The Central Park Heritage Conservation District - later renamed Clemow Estate East - was designated in 2011. In 2014, the Heritage Section received a request from the Glebe Community Association to add Clemow Avenue west of Bank Street and Monkland Avenue to Phases I and II of the Heritage Conservation District Studies.
What properties are included in the Phase II study area?
The Phase II study area includes Clemow Avenue west of Bank Street, Monkland Avenue, and Linden Terrace.
What are the advantages to designation under the Ontario Heritage Act?
Property owners will be eligible to apply for the City of Ottawa Heritage Grant Program for Building Restoration (subject to the availability of funding). There will be a reduction in incompatible changes to the character of the area because all changes will be guided by the Heritage Conservation District Plan and will have to be approved under the Ontario Heritage Act. Designated heritage districts often enjoy a renewed cultural and economic vitality not only because district designation highlights their special values but also because they are protected from decay and the intrusion of incompatible structures.
Will I have to restore the exterior of my building to its original condition?
No, heritage designation does not require an owner to restore the building. If an owner wishes to restore the exterior then matching grant assistance is available from the City (subject to the availability of funding).
Will I require City Council permission to make interior changes to my building?
No, a heritage conservation district designation will not affect the interior of your building. The normal requirements for a building permit would still apply.

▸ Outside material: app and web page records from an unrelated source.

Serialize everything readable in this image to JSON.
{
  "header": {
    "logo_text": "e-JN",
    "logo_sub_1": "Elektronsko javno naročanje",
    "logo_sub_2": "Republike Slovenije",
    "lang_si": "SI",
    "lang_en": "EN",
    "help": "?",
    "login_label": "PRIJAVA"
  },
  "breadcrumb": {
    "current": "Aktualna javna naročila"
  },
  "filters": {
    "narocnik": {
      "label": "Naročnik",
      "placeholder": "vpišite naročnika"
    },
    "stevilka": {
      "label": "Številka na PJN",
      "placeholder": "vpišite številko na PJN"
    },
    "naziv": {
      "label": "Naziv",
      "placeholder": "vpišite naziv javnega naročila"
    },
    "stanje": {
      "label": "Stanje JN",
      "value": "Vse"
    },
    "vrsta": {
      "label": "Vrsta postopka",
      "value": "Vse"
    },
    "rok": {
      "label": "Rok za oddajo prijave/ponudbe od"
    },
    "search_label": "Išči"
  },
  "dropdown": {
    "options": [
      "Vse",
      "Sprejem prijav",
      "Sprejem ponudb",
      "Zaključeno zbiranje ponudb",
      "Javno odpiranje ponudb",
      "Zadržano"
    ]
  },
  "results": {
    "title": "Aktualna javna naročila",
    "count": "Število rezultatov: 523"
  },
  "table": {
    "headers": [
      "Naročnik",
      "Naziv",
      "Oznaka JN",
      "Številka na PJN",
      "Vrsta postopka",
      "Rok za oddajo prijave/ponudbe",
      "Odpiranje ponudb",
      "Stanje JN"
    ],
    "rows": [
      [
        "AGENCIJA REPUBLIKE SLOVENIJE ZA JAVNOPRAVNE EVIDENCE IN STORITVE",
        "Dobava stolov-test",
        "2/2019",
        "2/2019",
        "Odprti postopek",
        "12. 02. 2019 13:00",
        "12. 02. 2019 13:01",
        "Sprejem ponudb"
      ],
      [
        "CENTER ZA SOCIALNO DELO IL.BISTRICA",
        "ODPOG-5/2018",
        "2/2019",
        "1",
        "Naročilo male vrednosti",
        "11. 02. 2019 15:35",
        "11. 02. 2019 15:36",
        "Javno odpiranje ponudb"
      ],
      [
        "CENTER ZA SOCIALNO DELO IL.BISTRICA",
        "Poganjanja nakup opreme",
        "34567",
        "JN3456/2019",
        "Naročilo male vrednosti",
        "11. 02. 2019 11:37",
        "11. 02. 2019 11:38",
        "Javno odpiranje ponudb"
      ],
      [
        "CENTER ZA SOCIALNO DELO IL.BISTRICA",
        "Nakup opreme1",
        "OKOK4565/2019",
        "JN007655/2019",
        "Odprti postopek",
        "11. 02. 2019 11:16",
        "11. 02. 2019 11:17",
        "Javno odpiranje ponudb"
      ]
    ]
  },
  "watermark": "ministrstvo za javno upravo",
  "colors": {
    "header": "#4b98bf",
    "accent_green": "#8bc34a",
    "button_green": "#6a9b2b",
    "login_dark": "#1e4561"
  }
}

Will my taxes go up?
Similar to any area in Ottawa, if your property value increases, your property taxes will increase accordingly.
Will my property value go down?
According to research conducted by the University of Waterloo Heritage Resource Centre, using a sample of 3000 designated properties in 24 communities, property values of heritage designated buildings are as good or better than the general market trends and the property values of heritage properties tend to be more resistant to downturns in the general market.
Will I be able to get insurance?
Yes. There are currently 20 heritage conservation districts in Ottawa and over 100 in Ontario. All of the buildings in these districts are insured.
MacKenzie Kimm, Heritage Planner
Planning, Infrastructure and Economic Development
Tel.: 613-580-2424, ext. 15203